It is fair to say that, with a few exceptions, people in Britain are fairly reserved. We don’t tend to like telling everyone our business, especially when it comes to money. You probably wouldn’t be happy if someone was looking over your shoulder and checking your bank balance while you were at a cash-point, and you probably wouldn’t share how much you got paid with your work colleagues. Could you imagine if your pay-slip was available for everyone else to see, so they knew exactly how much money you were taking home each week or month? It may sound like a terrifying prospect, but perhaps we should rethink this particular secret and ask if it would be better if we all knew exactly how much we were all being paid in our jobs?
In fact, some companies and employers already offer hints by using pay-scales at work. These offer bands of pay with each band being a set amount, so you might for example know that an administrator at your work was being paid somewhere between £20,000 and £23,000 a year, while a manager’s pay band may be higher. While this gives an idea of how much people are earning it doesn’t offer an exact amount, however, many employers keep this information totally secret and employees aren’t generally inclined to tell everyone else how much they are earning. The problem is, without this information it is all-too-easy for things like discrimination to go unnoticed.
Perhaps an employer is paying women less than men for doing the same job, or maybe the person sat next to you is on a bigger wage than you are, despite working in the same department. Salary secrecy makes it easier for discrimination, such as the gender wage gap, to continue as well as making it easier for employers to ignore. Plus, unscrupulous employers could save money by underpaying staff.

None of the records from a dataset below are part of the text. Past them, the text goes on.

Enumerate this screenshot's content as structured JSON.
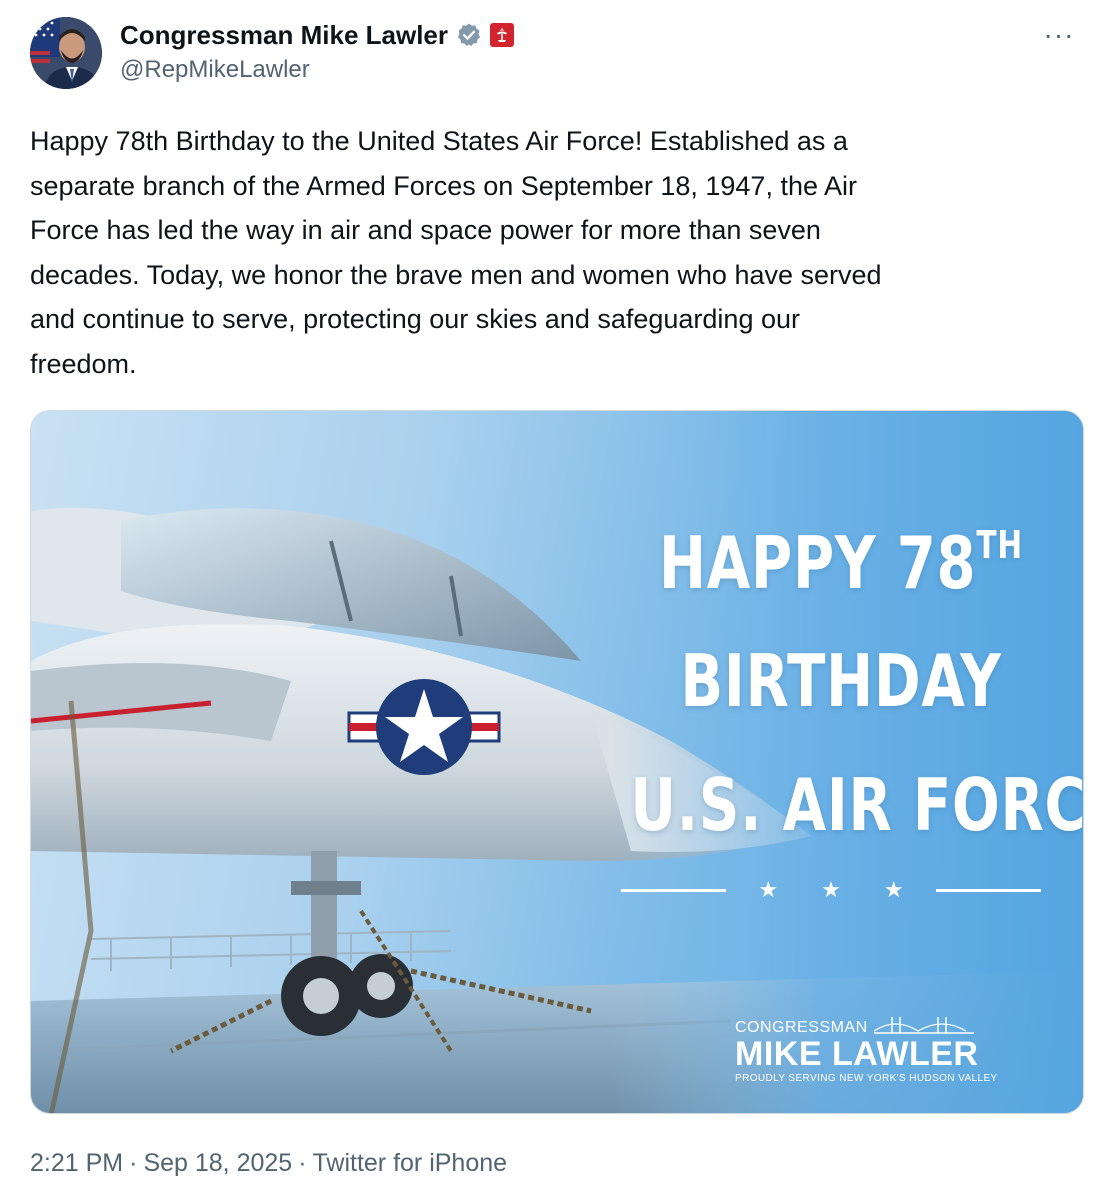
{
  "author": {
    "display_name": "Congressman Mike Lawler",
    "handle": "@RepMikeLawler"
  },
  "tweet": {
    "text": "Happy 78th Birthday to the United States Air Force! Established as a\nseparate branch of the Armed Forces on September 18, 1947, the Air\nForce has led the way in air and space power for more than seven\ndecades. Today, we honor the brave men and women who have served\nand continue to serve, protecting our skies and safeguarding our\nfreedom."
  },
  "media": {
    "headline": {
      "line1_main": "HAPPY 78",
      "line1_sup": "TH",
      "line2": "BIRTHDAY",
      "line3": "U.S. AIR FORCE"
    },
    "stars": "★ ★ ★",
    "brand": {
      "top": "CONGRESSMAN",
      "name": "MIKE LAWLER",
      "tagline": "PROUDLY SERVING NEW YORK'S HUDSON VALLEY"
    }
  },
  "meta": {
    "time": "2:21 PM",
    "date": "Sep 18, 2025",
    "source": "Twitter for iPhone",
    "separator": "·"
  },
  "more_icon_glyph": "···",
  "colors": {
    "text": "#0f1419",
    "secondary": "#536471",
    "verified_badge": "#829aab",
    "gov_badge": "#d1242f"
  }
}
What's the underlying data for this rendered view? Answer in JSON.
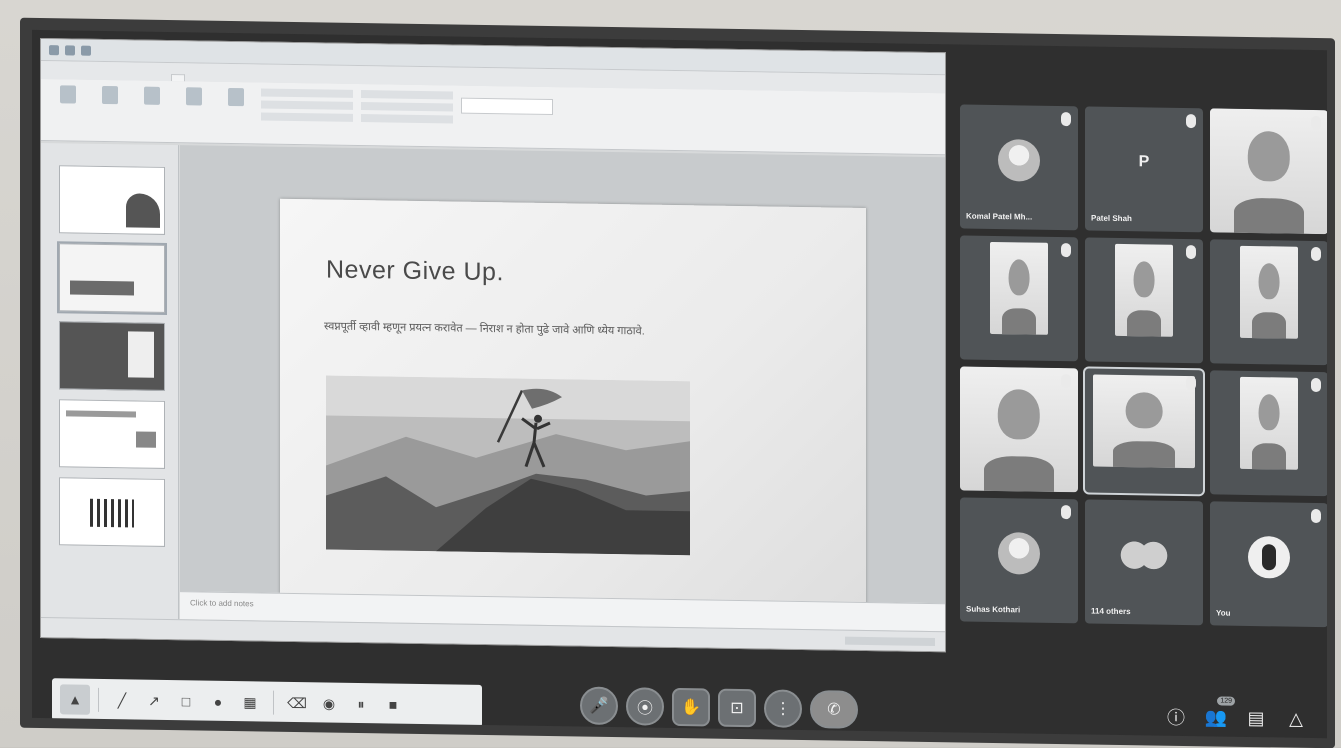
{
  "slide": {
    "title": "Never Give Up.",
    "body": "स्वप्नपूर्ती व्हावी म्हणून प्रयत्न करावेत — निराश न होता पुढे जावे आणि ध्येय गाठावे.",
    "notes_placeholder": "Click to add notes"
  },
  "participants": [
    {
      "name": "Komal Patel Mh...",
      "kind": "photo-avatar"
    },
    {
      "name": "Patel Shah",
      "kind": "letter",
      "letter": "P"
    },
    {
      "name": "",
      "kind": "video-full"
    },
    {
      "name": "",
      "kind": "video"
    },
    {
      "name": "",
      "kind": "video"
    },
    {
      "name": "",
      "kind": "video"
    },
    {
      "name": "",
      "kind": "video-full"
    },
    {
      "name": "",
      "kind": "video",
      "speaking": true
    },
    {
      "name": "",
      "kind": "video"
    },
    {
      "name": "Suhas Kothari",
      "kind": "photo-avatar"
    },
    {
      "name": "114 others",
      "kind": "dual"
    },
    {
      "name": "You",
      "kind": "dark"
    }
  ],
  "annotation_tools": {
    "pointer": "▲",
    "pen": "╱",
    "arrow": "↗",
    "rect": "□",
    "color": "●",
    "fill": "▦",
    "eraser": "⌫",
    "stamp": "◉",
    "pause": "⏸",
    "stop": "■"
  },
  "controls": {
    "mic": "🎤",
    "camera": "⦿",
    "hand": "✋",
    "present": "⊡",
    "more": "⋮",
    "end": "✆"
  },
  "right_controls": {
    "info": "ⓘ",
    "people": "👥",
    "people_badge": "129",
    "chat": "▤",
    "activities": "△"
  }
}
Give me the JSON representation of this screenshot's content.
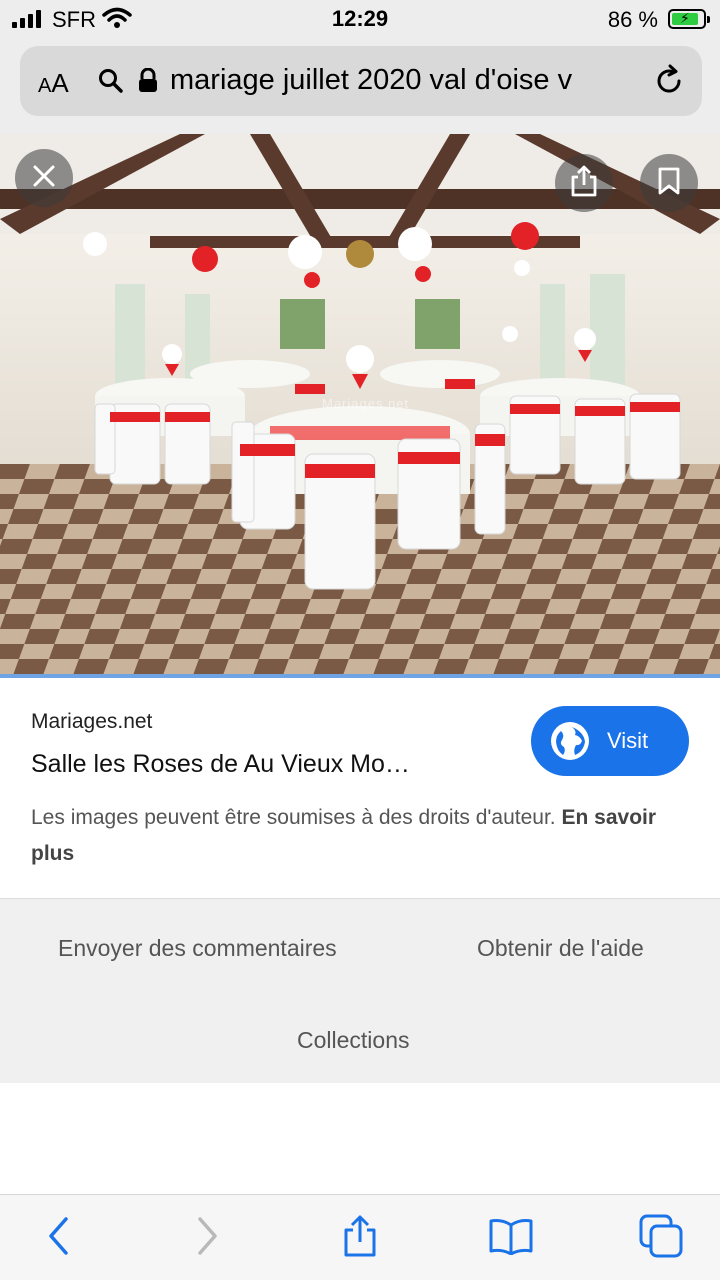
{
  "status_bar": {
    "carrier": "SFR",
    "time": "12:29",
    "battery_percent": "86 %",
    "battery_level": 0.86
  },
  "address_bar": {
    "text_size_label": "AA",
    "url": "mariage juillet 2020 val d'oise v"
  },
  "image_viewer": {
    "watermark": "Mariages.net"
  },
  "result": {
    "source": "Mariages.net",
    "title": "Salle les Roses de Au Vieux Mo…",
    "visit_label": "Visit",
    "rights_text": "Les images peuvent être soumises à des droits d'auteur.",
    "learn_more": "En savoir plus"
  },
  "footer": {
    "feedback": "Envoyer des commentaires",
    "help": "Obtenir de l'aide",
    "collections": "Collections"
  },
  "colors": {
    "accent": "#1a73e8",
    "toolbar_icon": "#1a73e8",
    "disabled_icon": "#b9b9b9"
  },
  "icons": [
    "close-icon",
    "share-icon",
    "bookmark-icon",
    "search-icon",
    "lock-icon",
    "reload-icon",
    "globe-icon",
    "back-icon",
    "forward-icon",
    "book-icon",
    "tabs-icon"
  ]
}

Despite the uncomfortable nature of telling everyone how much you get paid, it seems like wage transparency is good for employees, but being more open about pay scales and salaries can be good for employers too!
A study found that two-thirds of employees feel that they are underpaid, even if they are not, which can lead to job dissatisfaction and skilled staff feeling they would be better off elsewhere. The mere thought that they are being underpaid means that some 60% of these people would consider quitting their job. Now, imagine if 60% of employees in a business decided to pack it in – this could easily cause market failure for the company – and all because of a belief that staff weren’t being paid at the market rate. Of course, if you were to find that you were being underpaid, you would be able to do something about it and change your career or job.
In fact, rather than just stopping dissatisfaction, greater wage transparency also improves the effectiveness of staff. Given a clear wage structure and a recognition that the pay scale is fair and even, employees are offered a greater incentive to work hard and improve themselves - which is obviously better for business too.
Knowing that you are being paid fairly for your work helps prevent people from feeling undervalued as well as cutting out the chance of wage discrimination in the workplace, and potentially increasing productivity and staff morale. If you land your dream job, it is nice to know that you are also being paid properly for your work.
Of course, it is bad news for unscrupulous employers who may wish to save some money by underpaying some of their staff, but even with this said, the idea of letting everyone know how much you are getting paid may still make you feel a bit uneasy. However, with your wages being an important part of choosing a career, wouldn’t it be nice to know you were being paid fairly?
What do you think? Would you be happy letting everyone know how much you were being paid, or do you still feel some things are best kept secret?